— Working data —
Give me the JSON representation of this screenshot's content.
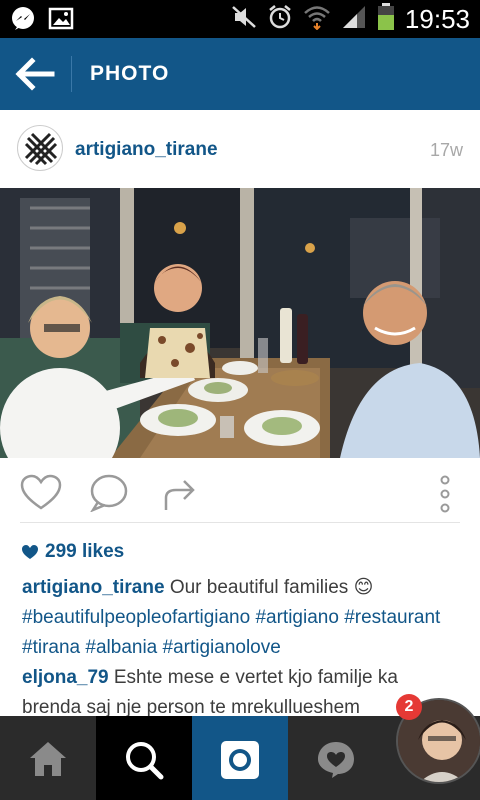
{
  "status_bar": {
    "time": "19:53",
    "icons": [
      "messenger-icon",
      "gallery-icon",
      "mute-icon",
      "alarm-icon",
      "wifi-icon",
      "signal-icon",
      "battery-icon"
    ]
  },
  "header": {
    "title": "PHOTO",
    "color": "#125688"
  },
  "post": {
    "username": "artigiano_tirane",
    "time_ago": "17w",
    "likes": "299 likes",
    "caption": {
      "author": "artigiano_tirane",
      "text": " Our beautiful families ",
      "emoji": "😊",
      "hashtags": [
        "#beautifulpeopleofartigiano",
        "#artigiano",
        "#restaurant",
        "#tirana",
        "#albania",
        "#artigianolove"
      ]
    },
    "comment": {
      "author": "eljona_79",
      "text": " Eshte mese e vertet kjo familje ka brenda saj nje person te mrekullueshem"
    }
  },
  "nav": {
    "items": [
      "home-icon",
      "search-icon",
      "camera-icon",
      "activity-icon"
    ]
  },
  "chat_head": {
    "badge": "2"
  }
}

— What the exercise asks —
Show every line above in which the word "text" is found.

— Answer for this exercise —
      "text": " Our beautiful families ",
      "text": " Eshte mese e vertet kjo familje ka brenda saj nje person te mrekullueshem"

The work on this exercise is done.